(DESCRIPTION OF THE TASK): Return each line of the records holding the string "August".

───── DATA RECORDS

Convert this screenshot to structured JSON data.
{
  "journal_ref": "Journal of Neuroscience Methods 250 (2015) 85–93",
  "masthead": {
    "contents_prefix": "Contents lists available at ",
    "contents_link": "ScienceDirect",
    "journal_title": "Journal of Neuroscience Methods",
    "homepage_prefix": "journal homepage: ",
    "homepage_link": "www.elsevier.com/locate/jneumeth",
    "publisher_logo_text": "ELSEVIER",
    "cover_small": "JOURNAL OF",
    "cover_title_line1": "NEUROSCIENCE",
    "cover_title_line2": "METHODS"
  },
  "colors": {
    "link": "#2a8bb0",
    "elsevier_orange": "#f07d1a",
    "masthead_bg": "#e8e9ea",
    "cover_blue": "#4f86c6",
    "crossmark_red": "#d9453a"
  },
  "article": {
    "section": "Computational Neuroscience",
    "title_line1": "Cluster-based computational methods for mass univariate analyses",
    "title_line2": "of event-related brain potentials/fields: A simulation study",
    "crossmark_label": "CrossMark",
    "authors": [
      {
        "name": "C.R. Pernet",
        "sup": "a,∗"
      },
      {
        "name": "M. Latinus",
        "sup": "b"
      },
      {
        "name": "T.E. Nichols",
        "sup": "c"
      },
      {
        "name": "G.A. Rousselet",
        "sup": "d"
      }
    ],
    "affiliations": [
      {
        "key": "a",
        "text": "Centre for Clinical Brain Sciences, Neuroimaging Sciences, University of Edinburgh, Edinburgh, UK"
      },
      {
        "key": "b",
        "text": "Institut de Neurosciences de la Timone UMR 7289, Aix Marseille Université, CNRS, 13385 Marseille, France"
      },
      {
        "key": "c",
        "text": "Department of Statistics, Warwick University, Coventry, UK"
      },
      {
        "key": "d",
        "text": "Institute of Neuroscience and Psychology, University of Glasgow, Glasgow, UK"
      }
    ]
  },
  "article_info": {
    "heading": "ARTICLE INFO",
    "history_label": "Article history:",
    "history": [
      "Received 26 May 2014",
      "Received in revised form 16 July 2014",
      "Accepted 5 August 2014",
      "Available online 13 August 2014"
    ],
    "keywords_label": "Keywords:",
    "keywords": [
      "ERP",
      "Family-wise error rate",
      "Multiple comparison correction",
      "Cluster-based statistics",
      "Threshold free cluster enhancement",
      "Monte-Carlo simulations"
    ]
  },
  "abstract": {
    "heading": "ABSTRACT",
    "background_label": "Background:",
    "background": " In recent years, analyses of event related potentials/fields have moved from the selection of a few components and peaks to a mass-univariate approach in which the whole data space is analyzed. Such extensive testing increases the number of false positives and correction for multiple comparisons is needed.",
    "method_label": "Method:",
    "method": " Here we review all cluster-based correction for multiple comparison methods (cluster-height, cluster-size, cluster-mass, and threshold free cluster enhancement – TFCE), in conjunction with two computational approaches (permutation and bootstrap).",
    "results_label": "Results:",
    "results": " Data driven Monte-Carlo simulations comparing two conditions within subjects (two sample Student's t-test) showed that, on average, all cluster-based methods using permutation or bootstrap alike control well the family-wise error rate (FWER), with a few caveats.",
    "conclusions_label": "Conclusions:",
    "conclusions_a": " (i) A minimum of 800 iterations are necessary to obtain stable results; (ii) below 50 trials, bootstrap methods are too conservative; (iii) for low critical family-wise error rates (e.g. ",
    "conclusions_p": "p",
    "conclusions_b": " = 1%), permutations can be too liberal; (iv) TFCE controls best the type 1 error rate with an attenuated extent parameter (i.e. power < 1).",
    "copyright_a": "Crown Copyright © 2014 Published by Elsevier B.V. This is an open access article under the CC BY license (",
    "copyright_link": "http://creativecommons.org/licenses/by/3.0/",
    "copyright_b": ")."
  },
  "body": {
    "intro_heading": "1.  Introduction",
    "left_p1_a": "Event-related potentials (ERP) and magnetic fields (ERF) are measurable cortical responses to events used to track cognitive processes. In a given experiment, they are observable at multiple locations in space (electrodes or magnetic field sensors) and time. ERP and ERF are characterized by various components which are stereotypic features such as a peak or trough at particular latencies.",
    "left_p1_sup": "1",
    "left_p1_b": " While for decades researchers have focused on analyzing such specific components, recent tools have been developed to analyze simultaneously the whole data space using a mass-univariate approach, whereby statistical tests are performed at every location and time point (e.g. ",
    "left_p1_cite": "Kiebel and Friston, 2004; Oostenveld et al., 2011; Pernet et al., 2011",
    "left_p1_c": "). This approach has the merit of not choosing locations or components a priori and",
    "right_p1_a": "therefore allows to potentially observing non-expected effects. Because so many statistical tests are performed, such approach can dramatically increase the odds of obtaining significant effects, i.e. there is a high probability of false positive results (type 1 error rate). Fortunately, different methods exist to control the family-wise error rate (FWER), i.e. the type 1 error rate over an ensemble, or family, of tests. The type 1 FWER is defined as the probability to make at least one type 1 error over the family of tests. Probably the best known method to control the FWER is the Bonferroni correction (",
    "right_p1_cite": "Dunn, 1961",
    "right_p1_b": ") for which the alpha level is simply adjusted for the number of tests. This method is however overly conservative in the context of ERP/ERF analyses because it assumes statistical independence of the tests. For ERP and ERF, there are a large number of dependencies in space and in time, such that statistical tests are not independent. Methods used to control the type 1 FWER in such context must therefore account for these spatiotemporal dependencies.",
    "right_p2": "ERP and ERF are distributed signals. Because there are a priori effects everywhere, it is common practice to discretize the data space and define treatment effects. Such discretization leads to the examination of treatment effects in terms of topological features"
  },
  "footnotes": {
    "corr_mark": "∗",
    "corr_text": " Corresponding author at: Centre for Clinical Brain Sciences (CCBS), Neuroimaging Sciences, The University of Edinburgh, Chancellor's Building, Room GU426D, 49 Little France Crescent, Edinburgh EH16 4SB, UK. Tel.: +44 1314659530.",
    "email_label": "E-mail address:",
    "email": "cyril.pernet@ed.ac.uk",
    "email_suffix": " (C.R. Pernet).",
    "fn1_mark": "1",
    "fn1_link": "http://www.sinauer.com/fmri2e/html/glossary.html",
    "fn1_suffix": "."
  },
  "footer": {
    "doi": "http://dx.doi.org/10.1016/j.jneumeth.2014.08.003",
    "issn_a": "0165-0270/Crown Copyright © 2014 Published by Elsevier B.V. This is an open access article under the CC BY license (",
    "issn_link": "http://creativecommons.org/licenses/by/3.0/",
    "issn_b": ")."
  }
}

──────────

(FINISHED TASK):
      "Accepted 5 August 2014",
      "Available online 13 August 2014"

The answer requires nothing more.